Dates: 5th July – 11th July, 2013
Bottle shop: New World Thorndon, Wellington
- Um, generic lager, by Grolsch (single 450ml, $3.89)
- Fat Yak Pale Ale, by Matilda Bay (6-pack, $12.99)
- Rex Attitude, by Yeastie Boys (single 330ml, $5.99)
***First things first – a bit of housekeeping. Those playing at home will notice that the first few posts are back-dated to the beginning of July – that’s because I started writing this blog several weeks before I put this first one up. I just had to make sure that it wasn’t one of my standard get-crazy-excited-about-idea-then-forget-about-it-after-two-days-type projects (my garage / cupboard / “Ideas”-folder-on-laptop are all rife with the fragments of unmet potential). So I’ll post a couple of entries a week until we’re up to date. ***
So, here we are. Week 1! Let’s crack on…
In the Wilco song I Am Trying to Break Your Heart, there’s a line that goes: “what was I thinking when we said ‘Hello’?” It may sound a little ham-fisted, but sometimes I feel that way about how my beer palate has changed recently. I sometimes wonder what it is that I’ve gotten myself into.
For example, I used to really like Grolsch. Of all the European-style pale lagers (and there’s a bunch of them), I always felt that Grolsch was different. I thought it had a slightly-less-samey lager flavour, and I still love the sweet swing-top on the 450ml bottles (which are a home brewer’s best friend – but we’ll get to that in subsequent posts). Since developing a taste for actually-tasty beer, my eyes have been opened. I’ve realised that the slightly-less-samey lager flavour is actually very-much-samey lager flavour, and quite simply there’s just better things for me to be spending my money on.
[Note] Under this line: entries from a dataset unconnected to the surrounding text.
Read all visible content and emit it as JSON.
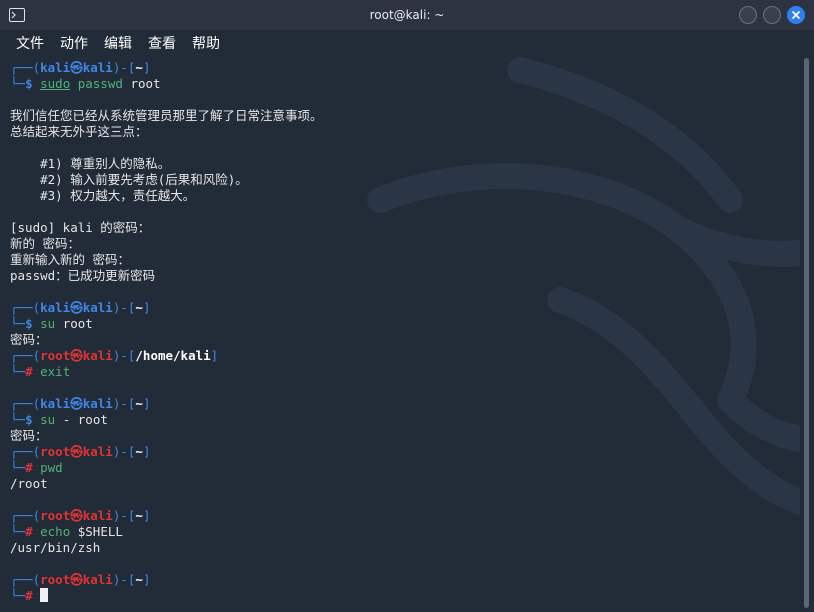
{
  "window": {
    "title": "root@kali: ~",
    "accent": "#2f7ff0"
  },
  "menu": [
    "文件",
    "动作",
    "编辑",
    "查看",
    "帮助"
  ],
  "icons": {
    "terminal": "terminal-icon",
    "minimize": "minimize-icon",
    "maximize": "maximize-icon",
    "close": "close-icon"
  },
  "colors": {
    "prompt_user": "#3f86e6",
    "prompt_root": "#e03434",
    "command": "#4fb37a",
    "background": "#222b38"
  },
  "terminal": {
    "lines": [
      [
        {
          "t": "┌──(",
          "c": "c-blue"
        },
        {
          "t": "kali㉿kali",
          "c": "c-user-blue"
        },
        {
          "t": ")-[",
          "c": "c-blue"
        },
        {
          "t": "~",
          "c": "c-white-b"
        },
        {
          "t": "]",
          "c": "c-blue"
        }
      ],
      [
        {
          "t": "└─",
          "c": "c-blue"
        },
        {
          "t": "$ ",
          "c": "c-user-blue"
        },
        {
          "t": "sudo",
          "c": "c-green u"
        },
        {
          "t": " passwd ",
          "c": "c-green"
        },
        {
          "t": "root",
          "c": "c-text"
        }
      ],
      [],
      [
        {
          "t": "我们信任您已经从系统管理员那里了解了日常注意事项。",
          "c": "c-text"
        }
      ],
      [
        {
          "t": "总结起来无外乎这三点：",
          "c": "c-text"
        }
      ],
      [],
      [
        {
          "t": "    #1) 尊重别人的隐私。",
          "c": "c-text"
        }
      ],
      [
        {
          "t": "    #2) 输入前要先考虑(后果和风险)。",
          "c": "c-text"
        }
      ],
      [
        {
          "t": "    #3) 权力越大，责任越大。",
          "c": "c-text"
        }
      ],
      [],
      [
        {
          "t": "[sudo] kali 的密码：",
          "c": "c-text"
        }
      ],
      [
        {
          "t": "新的 密码：",
          "c": "c-text"
        }
      ],
      [
        {
          "t": "重新输入新的 密码：",
          "c": "c-text"
        }
      ],
      [
        {
          "t": "passwd：已成功更新密码",
          "c": "c-text"
        }
      ],
      [],
      [
        {
          "t": "┌──(",
          "c": "c-blue"
        },
        {
          "t": "kali㉿kali",
          "c": "c-user-blue"
        },
        {
          "t": ")-[",
          "c": "c-blue"
        },
        {
          "t": "~",
          "c": "c-white-b"
        },
        {
          "t": "]",
          "c": "c-blue"
        }
      ],
      [
        {
          "t": "└─",
          "c": "c-blue"
        },
        {
          "t": "$ ",
          "c": "c-user-blue"
        },
        {
          "t": "su ",
          "c": "c-green"
        },
        {
          "t": "root",
          "c": "c-text"
        }
      ],
      [
        {
          "t": "密码：",
          "c": "c-text"
        }
      ],
      [
        {
          "t": "┌──(",
          "c": "c-blue"
        },
        {
          "t": "root㉿kali",
          "c": "c-red"
        },
        {
          "t": ")-[",
          "c": "c-blue"
        },
        {
          "t": "/home/kali",
          "c": "c-white-b"
        },
        {
          "t": "]",
          "c": "c-blue"
        }
      ],
      [
        {
          "t": "└─",
          "c": "c-blue"
        },
        {
          "t": "# ",
          "c": "c-red"
        },
        {
          "t": "exit",
          "c": "c-green"
        }
      ],
      [],
      [
        {
          "t": "┌──(",
          "c": "c-blue"
        },
        {
          "t": "kali㉿kali",
          "c": "c-user-blue"
        },
        {
          "t": ")-[",
          "c": "c-blue"
        },
        {
          "t": "~",
          "c": "c-white-b"
        },
        {
          "t": "]",
          "c": "c-blue"
        }
      ],
      [
        {
          "t": "└─",
          "c": "c-blue"
        },
        {
          "t": "$ ",
          "c": "c-user-blue"
        },
        {
          "t": "su",
          "c": "c-green"
        },
        {
          "t": " - ",
          "c": "c-text"
        },
        {
          "t": "root",
          "c": "c-text"
        }
      ],
      [
        {
          "t": "密码：",
          "c": "c-text"
        }
      ],
      [
        {
          "t": "┌──(",
          "c": "c-blue"
        },
        {
          "t": "root㉿kali",
          "c": "c-red"
        },
        {
          "t": ")-[",
          "c": "c-blue"
        },
        {
          "t": "~",
          "c": "c-white-b"
        },
        {
          "t": "]",
          "c": "c-blue"
        }
      ],
      [
        {
          "t": "└─",
          "c": "c-blue"
        },
        {
          "t": "# ",
          "c": "c-red"
        },
        {
          "t": "pwd",
          "c": "c-green"
        }
      ],
      [
        {
          "t": "/root",
          "c": "c-text"
        }
      ],
      [],
      [
        {
          "t": "┌──(",
          "c": "c-blue"
        },
        {
          "t": "root㉿kali",
          "c": "c-red"
        },
        {
          "t": ")-[",
          "c": "c-blue"
        },
        {
          "t": "~",
          "c": "c-white-b"
        },
        {
          "t": "]",
          "c": "c-blue"
        }
      ],
      [
        {
          "t": "└─",
          "c": "c-blue"
        },
        {
          "t": "# ",
          "c": "c-red"
        },
        {
          "t": "echo",
          "c": "c-green"
        },
        {
          "t": " $SHELL",
          "c": "c-text"
        }
      ],
      [
        {
          "t": "/usr/bin/zsh",
          "c": "c-text"
        }
      ],
      [],
      [
        {
          "t": "┌──(",
          "c": "c-blue"
        },
        {
          "t": "root㉿kali",
          "c": "c-red"
        },
        {
          "t": ")-[",
          "c": "c-blue"
        },
        {
          "t": "~",
          "c": "c-white-b"
        },
        {
          "t": "]",
          "c": "c-blue"
        }
      ],
      [
        {
          "t": "└─",
          "c": "c-blue"
        },
        {
          "t": "# ",
          "c": "c-red"
        }
      ]
    ]
  }
}
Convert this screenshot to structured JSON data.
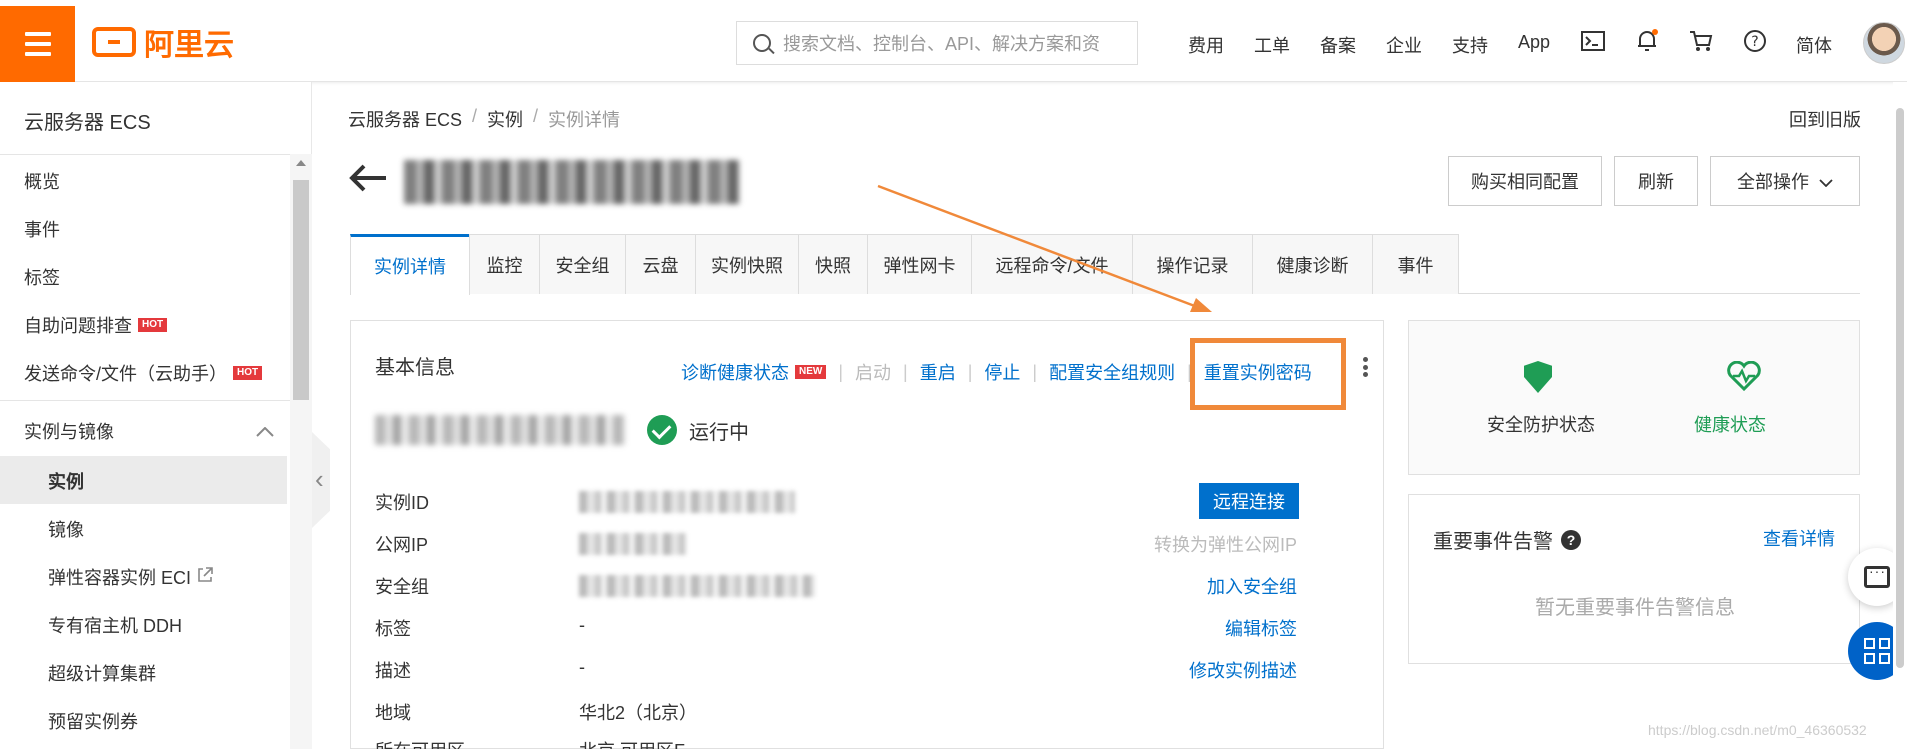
{
  "brand": {
    "logo_text": "阿里云",
    "accent": "#ff6a00",
    "link_color": "#0070cc",
    "ok_color": "#1f9d55"
  },
  "topbar": {
    "search_placeholder": "搜索文档、控制台、API、解决方案和资",
    "links": [
      "费用",
      "工单",
      "备案",
      "企业",
      "支持",
      "App"
    ],
    "icons": [
      "terminal-icon",
      "bell-icon",
      "cart-icon",
      "help-icon"
    ],
    "lang": "简体"
  },
  "sidebar": {
    "title": "云服务器 ECS",
    "items": [
      {
        "label": "概览"
      },
      {
        "label": "事件"
      },
      {
        "label": "标签"
      },
      {
        "label": "自助问题排查",
        "badge": "HOT"
      },
      {
        "label": "发送命令/文件（云助手）",
        "badge": "HOT"
      }
    ],
    "group": "实例与镜像",
    "sub_items": [
      "实例",
      "镜像",
      "弹性容器实例 ECI",
      "专有宿主机 DDH",
      "超级计算集群",
      "预留实例券"
    ],
    "selected": "实例"
  },
  "breadcrumb": [
    "云服务器 ECS",
    "实例",
    "实例详情"
  ],
  "old_version": "回到旧版",
  "header_buttons": {
    "buy_same": "购买相同配置",
    "refresh": "刷新",
    "all_ops": "全部操作"
  },
  "tabs": [
    "实例详情",
    "监控",
    "安全组",
    "云盘",
    "实例快照",
    "快照",
    "弹性网卡",
    "远程命令/文件",
    "操作记录",
    "健康诊断",
    "事件"
  ],
  "basic": {
    "title": "基本信息",
    "actions": {
      "diagnose": "诊断健康状态",
      "new_badge": "NEW",
      "start": "启动",
      "restart": "重启",
      "stop": "停止",
      "config_sg": "配置安全组规则",
      "reset_pwd": "重置实例密码"
    },
    "status": "运行中",
    "rows": [
      {
        "label": "实例ID",
        "value": ""
      },
      {
        "label": "公网IP",
        "value": ""
      },
      {
        "label": "安全组",
        "value": ""
      },
      {
        "label": "标签",
        "value": "-"
      },
      {
        "label": "描述",
        "value": "-"
      },
      {
        "label": "地域",
        "value": "华北2（北京）"
      },
      {
        "label": "所在可用区",
        "value": "北京 可用区F"
      }
    ],
    "row_links": {
      "remote": "远程连接",
      "to_eip": "转换为弹性公网IP",
      "join_sg": "加入安全组",
      "edit_tag": "编辑标签",
      "edit_desc": "修改实例描述"
    }
  },
  "protect": {
    "security": "安全防护状态",
    "health": "健康状态"
  },
  "events": {
    "title": "重要事件告警",
    "link": "查看详情",
    "empty": "暂无重要事件告警信息"
  },
  "watermark": "https://blog.csdn.net/m0_46360532"
}
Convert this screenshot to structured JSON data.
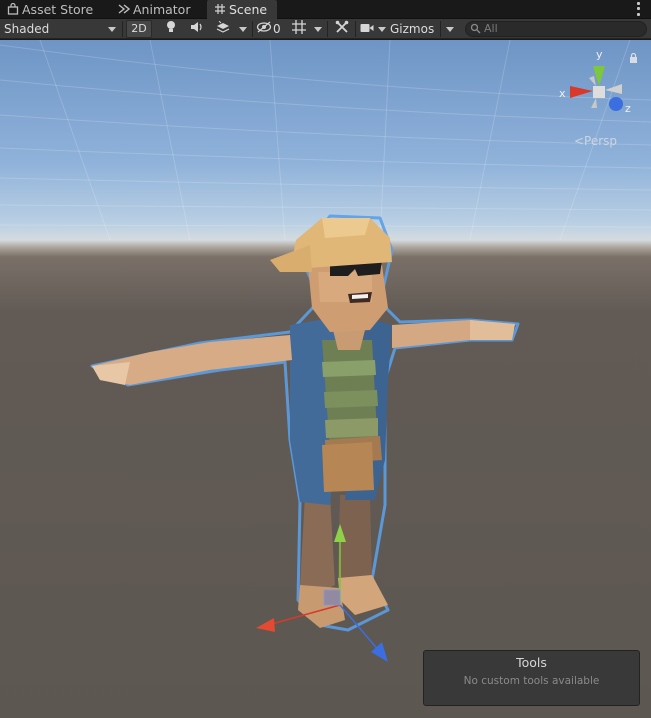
{
  "tabs": [
    {
      "label": "Asset Store",
      "icon": "shopping-bag-icon"
    },
    {
      "label": "Animator",
      "icon": "animator-icon"
    },
    {
      "label": "Scene",
      "icon": "grid-icon",
      "active": true
    }
  ],
  "toolbar": {
    "shading_mode": "Shaded",
    "mode_2d": "2D",
    "hidden_count": "0",
    "gizmos_label": "Gizmos",
    "search_placeholder": "All"
  },
  "gizmo": {
    "y_label": "y",
    "x_label": "x",
    "z_label": "z",
    "projection": "<Persp"
  },
  "tools_overlay": {
    "title": "Tools",
    "message": "No custom tools available"
  },
  "colors": {
    "tab_bar": "#191919",
    "toolbar": "#383838",
    "axis_x": "#d8392a",
    "axis_y": "#7ec63a",
    "axis_z": "#3b6ee0",
    "selection_outline": "#5b9ee6"
  }
}
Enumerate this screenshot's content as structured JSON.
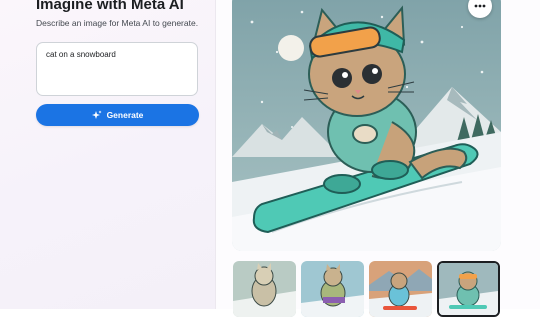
{
  "app": {
    "title": "Imagine with Meta AI",
    "subtitle": "Describe an image for Meta AI to generate."
  },
  "prompt": {
    "value": "cat on a snowboard"
  },
  "generate_button": {
    "label": "Generate",
    "icon": "sparkle-icon"
  },
  "image_options": {
    "icon": "more-options-icon"
  },
  "thumbnails": [
    {
      "name": "variation-1",
      "selected": false
    },
    {
      "name": "variation-2",
      "selected": false
    },
    {
      "name": "variation-3",
      "selected": false
    },
    {
      "name": "variation-4",
      "selected": true
    }
  ],
  "colors": {
    "accent": "#1b74e4",
    "selected_border": "#1c1e21"
  }
}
I feel like I’m letting an old friend slip from my fingers. Grolsch, I’m sorry, but I’ve changed. It’s not you, it’s me. We’ve just grown apart.
Conveniently, another line from I Am Trying to Break Your Heart goes: “I am an American aquarium drinker”…and aquarium water is a pretty apt description of what Grolsch tastes like after you have a Fat Yak.
Fat Yak is delicious. It’s quaffable. It’s Cooper’s Pale Ale with more hops. It’s quite floral, perhaps more American Pale Ale than Australian Pale Ale in style-terms? I have a suspicion that it’s jumped in price a bit in the last few years (without any evidence beyond my dodgy memory to back this up), but you can still get Fat Yak for ~$12 a 6-pack if it’s on special (like I did), which makes this beer outstanding value (just like Cooper’s). If you see Fat Yak at this price, buy it. That is all.
Plenty of writers have described Rex Attitude in far better terms than I ever could, so I hesitate to even try. Alice Galletly’s outstanding Beer for a Year described it as “charred barbecued aubergine” , while George Langlands of Beer Diary Podcast fame described it smelling like “gangrenous flesh” – and they’re both totally on the money.
Rex is made with 100% peated malt, and is therefore smokier than a bacon-wrapped cigar. Rex is the ultimate polarising beer; you either love it with a passion, or hate it with a vengeance. It’s the ObamaCare of beer geekery.
The most personally-useful way I can describe Rex is that it’s six-dollar, seven-percent Islay Scotch whisky. And what’s not to love about that?? Rex is a sipper, not a quaffer. It’s an event, not a background. I absolutely unequivocally love it. Every quote-unquote beer drinker needs to try this beer as a rite of passage. Maybe you’ll love it, or maybe you’ll hate it – but drinking this beer is a life-affirming moment, regardless of the outcome.
(As a quick aside – I forsee many more Yeastie Boys beers appearing in this blog. For ~$6 a bottle, they represent pretty awesome value for money…provided you sip and don’t quaff.)
So there it is – the first week in the can. Bit long sorry, but that’s what happens when you have three diverse beers. I’ll try to get themes going from now on rather than disparate things.